‘Mission: Impossible – Rogue Nation’ continues to up the ante for spectacular set pieces. More importantly, this is the fourth script penned for Tom Cruise by McQuarrie, who understands how to maximize Cruise’s particular skill set. Their collaboration, along with stunning cinematography and a solid supporting cast, makes this, arguably, the most entertaining entry in the series.
At 34, Nancy (Londoner-accented Lake Bell) is a flakey journalist on the reluctant look for love at the pestering of friends and family. Through a case of mistaken identity hinging on a self-help book, she winds up on a date turned epic day with Jack (Simon Pegg), an online marketing manager. Charming, right? It’s this on-the-nose “charm” which will divide audiences into lovers and haters (with this viewer falling more towards the latter). In spite of a stellar cast, Man Up falls flat on its promising premise of being a rom-com for nonbelievers.

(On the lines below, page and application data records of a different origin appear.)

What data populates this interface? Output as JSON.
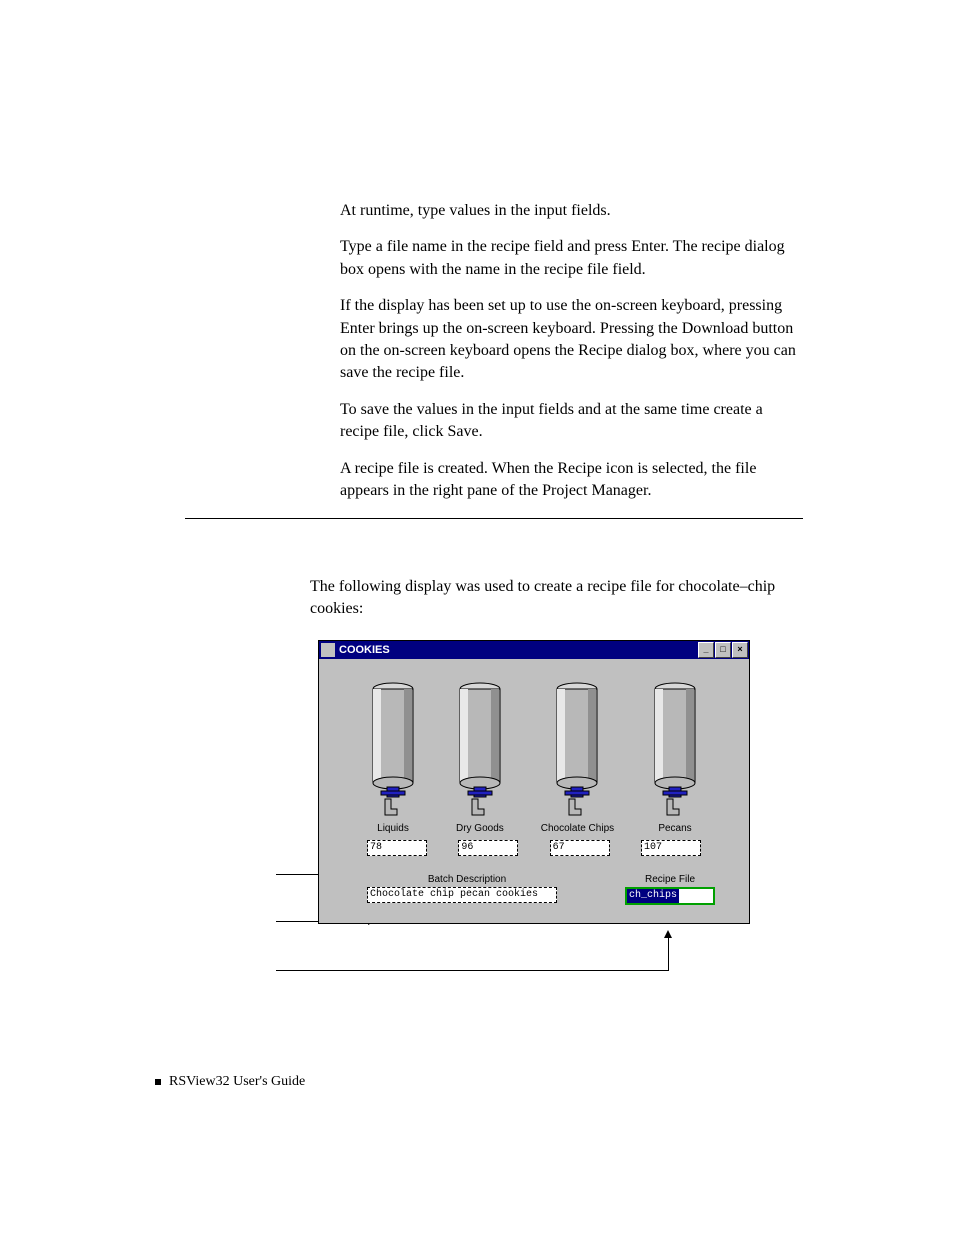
{
  "paragraphs": {
    "p1": "At runtime, type values in the input fields.",
    "p2": "Type a file name in the recipe field and press Enter. The recipe dialog box opens with the name in the recipe file field.",
    "p3": "If the display has been set up to use the on-screen keyboard, pressing Enter brings up the on-screen keyboard. Pressing the Download button on the on-screen keyboard opens the Recipe dialog box, where you can save the recipe file.",
    "p4": "To save the values in the input fields and at the same time create a recipe file, click Save.",
    "p5": "A recipe file is created. When the Recipe icon is selected, the file appears in the right pane of the Project Manager."
  },
  "intro": "The following display was used to create a recipe file for chocolate–chip cookies:",
  "window": {
    "title": "COOKIES",
    "minimize": "_",
    "maximize": "□",
    "close": "×"
  },
  "tanks": [
    {
      "label": "Liquids",
      "value": "78"
    },
    {
      "label": "Dry Goods",
      "value": "96"
    },
    {
      "label": "Chocolate Chips",
      "value": "67"
    },
    {
      "label": "Pecans",
      "value": "107"
    }
  ],
  "batch": {
    "label": "Batch Description",
    "value": "Chocolate chip pecan cookies"
  },
  "recipe": {
    "label": "Recipe File",
    "value": "ch_chips"
  },
  "footer": "RSView32  User's Guide"
}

There’s a burgeoning subgenre of films about people in existential crisis setting out on a globe spanning adventure to find themselves, to figure out how to really live. These movies are ostensibly inspirational, but for several reasons, they often play out as somewhat depressing. For one thing, they seem to suggest that all it takes to feel alive is a costly globe-spanning adventure. Even more troublingly, they tend to turn the problems and wonders of the rest of the world into just more glib lessons for their heroes to learn. To the ranks of films like Eat, Pray, Love and The Secret Life of Walter Mitty, we can now add Hector and the Search for Happiness.
Without much fanfare, Edgar Wright has molded himself into one of the best action directors in the world. Shaun of the Dead had many effective moments of zombie slaughter, and, with Hot Fuzz, Wright matured into someone who could simultaneously parody Michael Bay and deliver Bay-type material more effectively than the man himself. The third film in Wright’s so-called Cornetto trilogy of films made with actors Nick Frost and Simon Pegg, The World’s End, goes even further. It becomes a sharp and riveting action-comedy that has few peers in the last decade.
To exit a film directed by Edgar Wright is to be reinvigorated by the state of modern cinema. He’s now made his fourth feature-length film, The World’s End, and it’s tempting to rate it as his best work yet. But when you consider his others—Shaun of the Dead, Hot Fuzz, and Scott Pilgrim vs. The World—the challenge becomes differentiating these by how many slight nitpicks may crop up from story to story. Like most directors of his generation, Wright’s work is heavily influenced by the pop culture of his childhood. Unlike many of his peers, though, Wright is able to translate that affection and hyper-literate awareness into something fresh, exciting, and intelligent. As such, The World’s End is as peerless as a mainstream film gets.